stored on computers. Computers enable us to infer properties of the world from
these descriptions. Data science is the discipline of drawing conclusions from
data using computation. There are three core aspects of effective data
analysis: exploration, prediction, and inference. This text develops a
consistent approach to all three, introducing statistical ideas and fundamental
ideas in computer science concurrently. We focus on a minimal set of core
techniques that can be applied to a vast range of real-world
applications. A foundation in data science requires not only understanding
statistical and computational techniques, but also recognizing how they apply
to real scenarios.
For whatever aspect of the world we wish to study—whether it's the Earth's
weather, the world's markets, political polls, or the human mind—data we
collect typically offer an incomplete description of the subject at hand. A
central challenge of data science is to make reliable conclusions using this
partial information.
In this endeavor, we will combine two essential tools: computation and
randomization. For example, we may want to understand climate change trends
using temperature observations. Computers will allow us to use all available
information to draw conclusions. Rather than focusing only on the average
temperature of a region, we will consider the whole range of temperatures
together to construct a more nuanced analysis. Randomness will allow us to
consider the many different ways in which incomplete information might be
completed. Rather than assuming that temperatures vary in a particular way, we
will learn to use randomness as a way to imagine many possible scenarios that
are all consistent with the data we observe.
Applying this approach requires learning to program a computer, and so this
text interleaves a complete introduction to programming that assumes no prior
knowledge. Readers with programming experience will find that we cover several
topics in computation that do not appear in a typical introductory computer
science curriculum. Data science also requires careful reasoning about numerical
quantities, but this text does not assume any background in mathematics or
statistics beyond basic algebra. You will find very few equations in this text.
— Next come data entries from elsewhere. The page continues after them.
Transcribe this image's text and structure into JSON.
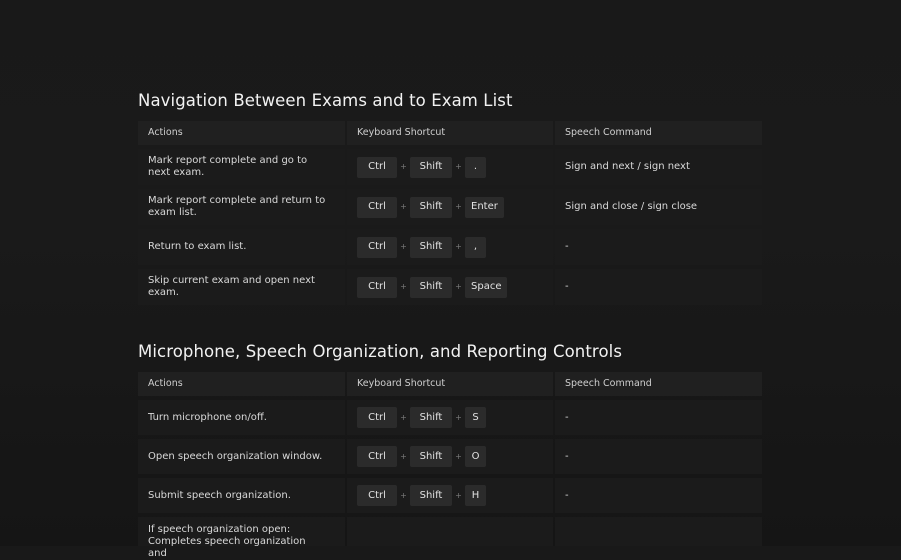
{
  "columns": {
    "actions": "Actions",
    "shortcut": "Keyboard Shortcut",
    "speech": "Speech Command"
  },
  "sections": [
    {
      "title": "Navigation Between Exams and to Exam List",
      "rows": [
        {
          "action": "Mark report complete and go to next exam.",
          "keys": [
            "Ctrl",
            "Shift",
            "."
          ],
          "speech": "Sign and next / sign next"
        },
        {
          "action": "Mark report complete and return to exam list.",
          "keys": [
            "Ctrl",
            "Shift",
            "Enter"
          ],
          "speech": "Sign and close / sign close"
        },
        {
          "action": "Return to exam list.",
          "keys": [
            "Ctrl",
            "Shift",
            ","
          ],
          "speech": "-"
        },
        {
          "action": "Skip current exam and open next exam.",
          "keys": [
            "Ctrl",
            "Shift",
            "Space"
          ],
          "speech": "-"
        }
      ]
    },
    {
      "title": "Microphone, Speech Organization, and Reporting Controls",
      "rows": [
        {
          "action": "Turn microphone on/off.",
          "keys": [
            "Ctrl",
            "Shift",
            "S"
          ],
          "speech": "-"
        },
        {
          "action": "Open speech organization window.",
          "keys": [
            "Ctrl",
            "Shift",
            "O"
          ],
          "speech": "-"
        },
        {
          "action": "Submit speech organization.",
          "keys": [
            "Ctrl",
            "Shift",
            "H"
          ],
          "speech": "-"
        },
        {
          "action": "If speech organization open: Completes speech organization and",
          "keys": [
            "",
            "",
            ""
          ],
          "speech": ""
        }
      ]
    }
  ],
  "plus_glyph": "+"
}
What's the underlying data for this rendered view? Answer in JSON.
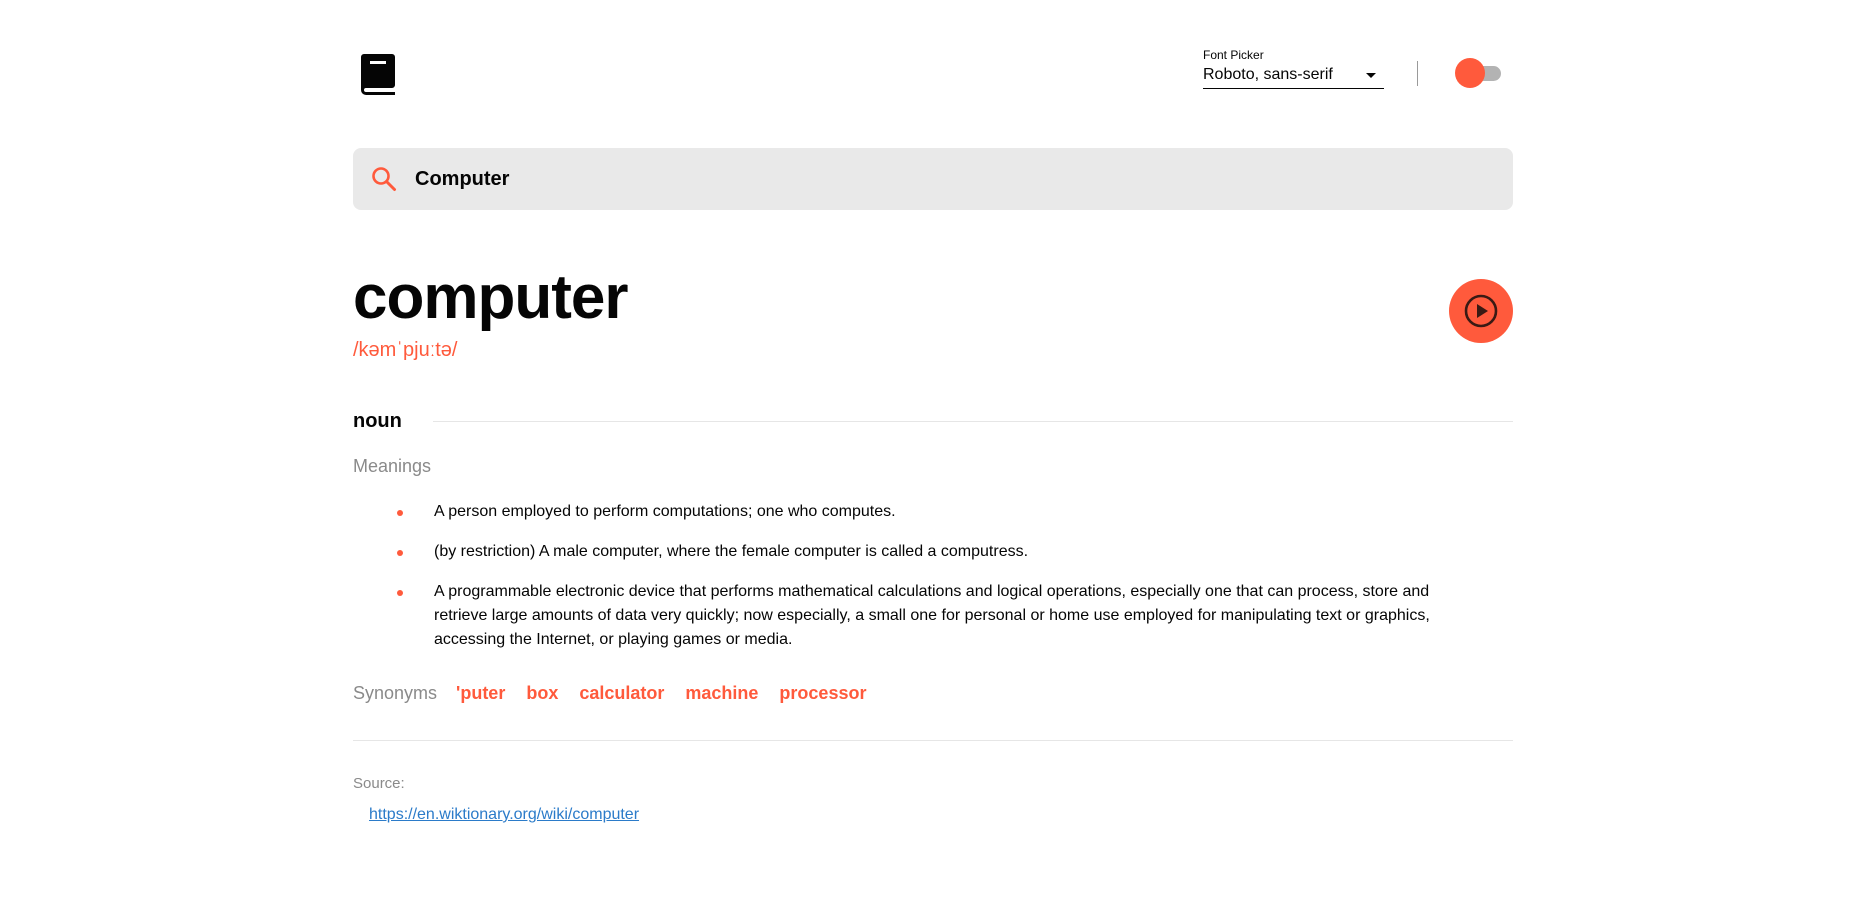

Instead, techniques are described to readers in the same language in which they
are described to the computers that execute them—a programming language.